So what I believe is very important is to know is what you don't know. The vast majority of areas in business are specialist areas and not, as we sometimes erroneously think, are common-sense. Marketing and branding, human resources, IT, strategy and governance are just a few examples where people think they are "experts" when they are actually incompetent.
I developed the following graph as an aid to explaining the importance of knowing where you are in regards to competent versus incompetent in any particular subject area.
Basically everyone starts off as incompetent, no one is born an accountant (thankfully). Over time you gain experience and you gain competence. However there are a few important points:
- You have to learn from experience to gain competence. The lower grey line demonstrates it is entirely possible to have 1 years' experience twenty times over (which is what many people actually experience).
- You have to know where you are with a degree of honesty. You are only fooling yourself if you think you are competent or an artist if you are closer to a novice. Public sector managers (especially health sector CEOs), take notice!
- Increasing your knowledge does not increase your competence. If it did, academics would be the best practitioners and I hate to break it to them, they aren't! A training course only adds competence when you put the lessons into practice. Just think about the difference between sex education and sex.
The main problem that limits improving strategic and managerial competence is that we often don't know how badly (or well) we have done. If you stuff up an operation as a surgeon then the outcomes are embarrassingly obvious. Strategy - planning and execution - is impacted by many confounding variables and we don't have the luxury of turning the clock back and see what would have happened if we had involved someone to do the job properly. Many senior managers simply blame the problem on someone else and miss the vital opportunity to learn dooming them to repeat the exercise in their next unfortunate organisation (victim).
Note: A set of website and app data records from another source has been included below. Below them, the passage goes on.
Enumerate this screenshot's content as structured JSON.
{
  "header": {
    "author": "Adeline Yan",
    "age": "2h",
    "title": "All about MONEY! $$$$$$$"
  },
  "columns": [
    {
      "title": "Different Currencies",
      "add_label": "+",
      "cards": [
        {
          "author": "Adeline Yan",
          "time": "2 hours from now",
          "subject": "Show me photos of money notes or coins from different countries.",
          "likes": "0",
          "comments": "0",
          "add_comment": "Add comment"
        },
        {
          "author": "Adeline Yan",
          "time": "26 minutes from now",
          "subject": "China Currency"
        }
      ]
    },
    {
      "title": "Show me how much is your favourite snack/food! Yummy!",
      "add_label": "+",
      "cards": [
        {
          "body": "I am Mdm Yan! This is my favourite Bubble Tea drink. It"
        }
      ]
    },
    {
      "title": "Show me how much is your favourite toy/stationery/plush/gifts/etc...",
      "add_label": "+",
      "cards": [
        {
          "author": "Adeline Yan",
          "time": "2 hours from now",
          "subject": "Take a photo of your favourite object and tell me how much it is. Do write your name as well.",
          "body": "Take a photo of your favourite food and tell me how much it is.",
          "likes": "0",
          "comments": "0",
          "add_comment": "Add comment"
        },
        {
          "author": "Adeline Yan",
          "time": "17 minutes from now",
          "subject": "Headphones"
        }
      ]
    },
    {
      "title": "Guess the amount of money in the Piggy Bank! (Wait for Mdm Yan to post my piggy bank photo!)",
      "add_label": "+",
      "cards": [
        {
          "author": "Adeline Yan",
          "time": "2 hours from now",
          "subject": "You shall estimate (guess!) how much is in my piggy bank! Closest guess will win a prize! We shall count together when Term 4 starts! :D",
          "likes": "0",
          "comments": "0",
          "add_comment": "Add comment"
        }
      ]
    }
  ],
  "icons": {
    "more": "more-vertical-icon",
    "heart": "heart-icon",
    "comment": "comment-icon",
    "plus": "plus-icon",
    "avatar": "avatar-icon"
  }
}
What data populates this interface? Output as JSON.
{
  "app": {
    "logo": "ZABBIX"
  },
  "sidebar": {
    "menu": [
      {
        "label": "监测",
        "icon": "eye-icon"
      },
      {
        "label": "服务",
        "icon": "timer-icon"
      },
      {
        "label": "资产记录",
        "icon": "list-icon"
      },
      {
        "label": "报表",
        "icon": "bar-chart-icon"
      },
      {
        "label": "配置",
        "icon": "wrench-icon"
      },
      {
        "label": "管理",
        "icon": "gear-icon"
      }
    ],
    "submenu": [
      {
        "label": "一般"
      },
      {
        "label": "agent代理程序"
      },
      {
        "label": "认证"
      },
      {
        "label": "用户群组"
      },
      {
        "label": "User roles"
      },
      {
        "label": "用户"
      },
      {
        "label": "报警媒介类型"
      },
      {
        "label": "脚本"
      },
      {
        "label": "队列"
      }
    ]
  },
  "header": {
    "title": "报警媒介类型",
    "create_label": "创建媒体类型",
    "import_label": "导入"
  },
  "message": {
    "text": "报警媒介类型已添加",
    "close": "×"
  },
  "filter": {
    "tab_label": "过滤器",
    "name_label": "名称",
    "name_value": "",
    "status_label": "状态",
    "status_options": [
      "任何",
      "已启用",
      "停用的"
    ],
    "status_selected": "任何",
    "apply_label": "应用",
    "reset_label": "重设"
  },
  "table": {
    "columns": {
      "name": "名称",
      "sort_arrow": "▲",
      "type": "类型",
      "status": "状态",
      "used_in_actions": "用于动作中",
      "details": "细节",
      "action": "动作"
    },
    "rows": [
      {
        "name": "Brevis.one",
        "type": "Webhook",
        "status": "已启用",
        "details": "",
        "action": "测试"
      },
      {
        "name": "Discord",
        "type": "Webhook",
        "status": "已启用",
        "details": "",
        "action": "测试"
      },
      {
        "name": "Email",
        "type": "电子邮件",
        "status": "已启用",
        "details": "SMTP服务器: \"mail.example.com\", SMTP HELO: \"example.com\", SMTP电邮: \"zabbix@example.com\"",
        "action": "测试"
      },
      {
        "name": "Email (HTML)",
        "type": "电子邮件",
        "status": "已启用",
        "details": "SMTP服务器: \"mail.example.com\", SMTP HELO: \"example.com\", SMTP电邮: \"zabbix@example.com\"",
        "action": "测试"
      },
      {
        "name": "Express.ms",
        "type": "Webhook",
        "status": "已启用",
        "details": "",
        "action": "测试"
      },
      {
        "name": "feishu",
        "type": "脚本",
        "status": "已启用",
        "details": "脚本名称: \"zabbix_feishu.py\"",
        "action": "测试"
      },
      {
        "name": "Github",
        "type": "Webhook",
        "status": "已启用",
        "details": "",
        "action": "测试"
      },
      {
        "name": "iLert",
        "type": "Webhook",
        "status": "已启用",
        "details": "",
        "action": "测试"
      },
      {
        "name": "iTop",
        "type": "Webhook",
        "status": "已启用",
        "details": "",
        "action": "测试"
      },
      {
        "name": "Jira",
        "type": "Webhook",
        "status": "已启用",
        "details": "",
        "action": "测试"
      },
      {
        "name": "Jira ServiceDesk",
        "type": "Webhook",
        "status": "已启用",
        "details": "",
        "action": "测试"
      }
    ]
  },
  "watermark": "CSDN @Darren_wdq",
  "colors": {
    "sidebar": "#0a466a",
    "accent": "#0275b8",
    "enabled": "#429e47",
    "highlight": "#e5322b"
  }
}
Strategy (my own area of interest) is the most obvious area where I believe expertise is under-valued. Most senior managers, and possibly all CEOs, think they are brilliant strategists yet most are dangerously incompetent. Dangerous because they don't realise they are incompetent!